Contact us today at (479) 750-2080 if you experience persisting allergy symptoms.

Hay Fever
Allergic rhinitis, also called hay fever, is inflammation due to airborne allergens. Symptoms are usually concentrated around the face and include runny nose, red itchy eyes and sneezing. Hay fever symptoms typically occur when someone is exposed to pollen or grass seed allergens. In most cases, hay fever is seasonal and only occurs during the spring and summer. Treatment options include over-the-counter medications and immunotherapy.

Medical Therapy
Medical therapy to treat allergies typically takes two forms: subcutaneous immunotherapy and sublingual immunotherapy. The science behind the two methods is the same – expose the patient to allergens regularly so that the immune system can develop a tolerance. After an average of three to five years of immunotherapy, allergy symptoms begin to disappear. The difference between the two is how they are administered; subcutaneous immunotherapy takes the form of shots and must be administered in a medical clinic, while sublingual immunotherapy involves tablets or droplets for the mouth that can be administered at home.

SLIT (Sublingual Immunotherapy)
Allergy drops, also known as sublingual immunotherapy, are a long-term treatment that decreases symptoms by increasing the body’s immunity. The patient drips liquid containing allergens under the tongue and holds it there for one to two minutes before swallowing. This is a more convenient option than allergy shots for many patients because allergy drops can be safely administered at home rather than at the doctor’s office.

Chronic Sinusitis
Sinusitis, also called sinus infection or chronic rhinosinusitis, involves inflammation of the sinus – the small, air-filled pockets in the nose and forehead that produce mucus. It is a condition that interferes with the drainage of mucus and may cause painful buildup, trouble bleeding, nasal drainage or facial swelling. Sinusitis generally flares up during episodes of cold or flu, dental infections or nasal allergies.

Symptoms of sinusitis include a runny nose, reduced sense of smell, pain or tenderness around the sinus area, nasal drainage and headaches. Doctors diagnose sinusitis based on reported symptoms and their duration. Chronic sinusitis is classified as inflammation that persists in one or more of the sinuses even after treatment or for more than twelve weeks; it is generally caused by nasal problems that prevent normal, necessary drainage.

Acute sinusitis can be treated with antibiotics, nasal sprays, steroids, painkillers, nasal washes, antihistamines and decongestant medications. With chronic sinusitis, however, surgery may be necessary to allow the sinuses to drain properly and prevent further infection or inflammation.

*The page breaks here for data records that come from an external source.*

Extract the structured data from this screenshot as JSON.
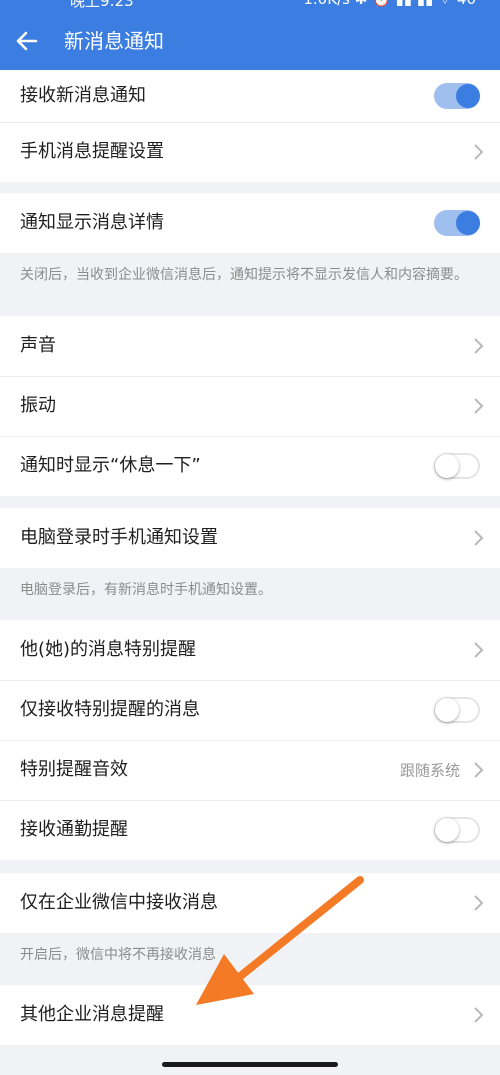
{
  "status_bar": {
    "left": "晚上9:23",
    "right": "1.0K/s ✱ ⏰ ▮▮ ▮▮ ⌔ 40"
  },
  "header": {
    "title": "新消息通知"
  },
  "colors": {
    "accent": "#3b7de0",
    "arrow": "#f47a25"
  },
  "sections": {
    "s1": {
      "receive_new": {
        "label": "接收新消息通知",
        "toggle": "on"
      },
      "phone_reminder": {
        "label": "手机消息提醒设置"
      }
    },
    "s2": {
      "show_details": {
        "label": "通知显示消息详情",
        "toggle": "on"
      },
      "hint": "关闭后，当收到企业微信消息后，通知提示将不显示发信人和内容摘要。"
    },
    "s3": {
      "sound": {
        "label": "声音"
      },
      "vibrate": {
        "label": "振动"
      },
      "rest_prompt": {
        "label": "通知时显示“休息一下”",
        "toggle": "off"
      }
    },
    "s4": {
      "pc_login": {
        "label": "电脑登录时手机通知设置"
      },
      "hint": "电脑登录后，有新消息时手机通知设置。"
    },
    "s5": {
      "special_remind": {
        "label": "他(她)的消息特别提醒"
      },
      "only_special": {
        "label": "仅接收特别提醒的消息",
        "toggle": "off"
      },
      "special_sound": {
        "label": "特别提醒音效",
        "value": "跟随系统"
      },
      "commute_remind": {
        "label": "接收通勤提醒",
        "toggle": "off"
      }
    },
    "s6": {
      "only_wecom": {
        "label": "仅在企业微信中接收消息"
      },
      "hint": "开启后，微信中将不再接收消息"
    },
    "s7": {
      "other_corp": {
        "label": "其他企业消息提醒"
      }
    }
  },
  "icons": {
    "back": "arrow-left-icon",
    "chevron": "chevron-right-icon",
    "annotation": "orange-arrow-annotation"
  }
}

Two major sinus surgeries are called balloon sinuplasty and functional endoscopic sinus surgery, both of which expand the sinus area to allow proper drainage.

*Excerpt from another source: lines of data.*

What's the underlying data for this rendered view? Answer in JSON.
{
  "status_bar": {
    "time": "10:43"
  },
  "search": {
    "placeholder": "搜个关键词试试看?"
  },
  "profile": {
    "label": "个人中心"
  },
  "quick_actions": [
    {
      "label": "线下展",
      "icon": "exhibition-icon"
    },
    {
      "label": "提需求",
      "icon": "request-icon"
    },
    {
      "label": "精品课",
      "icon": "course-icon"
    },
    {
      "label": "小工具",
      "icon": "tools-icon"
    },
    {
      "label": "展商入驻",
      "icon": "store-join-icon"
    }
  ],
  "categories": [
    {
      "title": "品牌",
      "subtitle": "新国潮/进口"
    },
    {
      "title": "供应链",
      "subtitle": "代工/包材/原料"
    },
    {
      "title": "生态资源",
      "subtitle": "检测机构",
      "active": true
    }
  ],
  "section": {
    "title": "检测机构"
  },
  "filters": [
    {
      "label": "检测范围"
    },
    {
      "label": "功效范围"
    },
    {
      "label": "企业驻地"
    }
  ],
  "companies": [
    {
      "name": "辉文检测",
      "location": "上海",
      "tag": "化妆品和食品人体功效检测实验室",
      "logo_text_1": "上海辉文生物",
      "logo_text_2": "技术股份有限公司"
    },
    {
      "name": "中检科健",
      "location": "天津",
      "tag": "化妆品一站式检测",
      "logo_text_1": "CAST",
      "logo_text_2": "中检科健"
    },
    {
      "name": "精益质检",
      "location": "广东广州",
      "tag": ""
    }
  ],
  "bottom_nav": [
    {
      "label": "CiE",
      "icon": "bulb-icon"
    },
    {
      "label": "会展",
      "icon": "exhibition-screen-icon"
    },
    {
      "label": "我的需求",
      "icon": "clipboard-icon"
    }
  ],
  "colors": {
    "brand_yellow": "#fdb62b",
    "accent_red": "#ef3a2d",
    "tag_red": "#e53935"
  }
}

If left untreated, chronic sinusitis may spread to nearby areas such as the eyes, facial bones, blood and brain. Although sinusitis is more common in adults, children with sinusitis may also have complications. Call us today at (479) 750-2080 if you experience persisting symptoms of sinusitis.

Recurrent Sinusitis
Recurrent sinusitis is defined as recurring bouts of acute sinusitis. This means symptoms last less than 12 weeks but continue to return after days, weeks or months. Recurrent sinusitis can be caused by illnesses like the cold or flu or by abnormalities of the sinuses.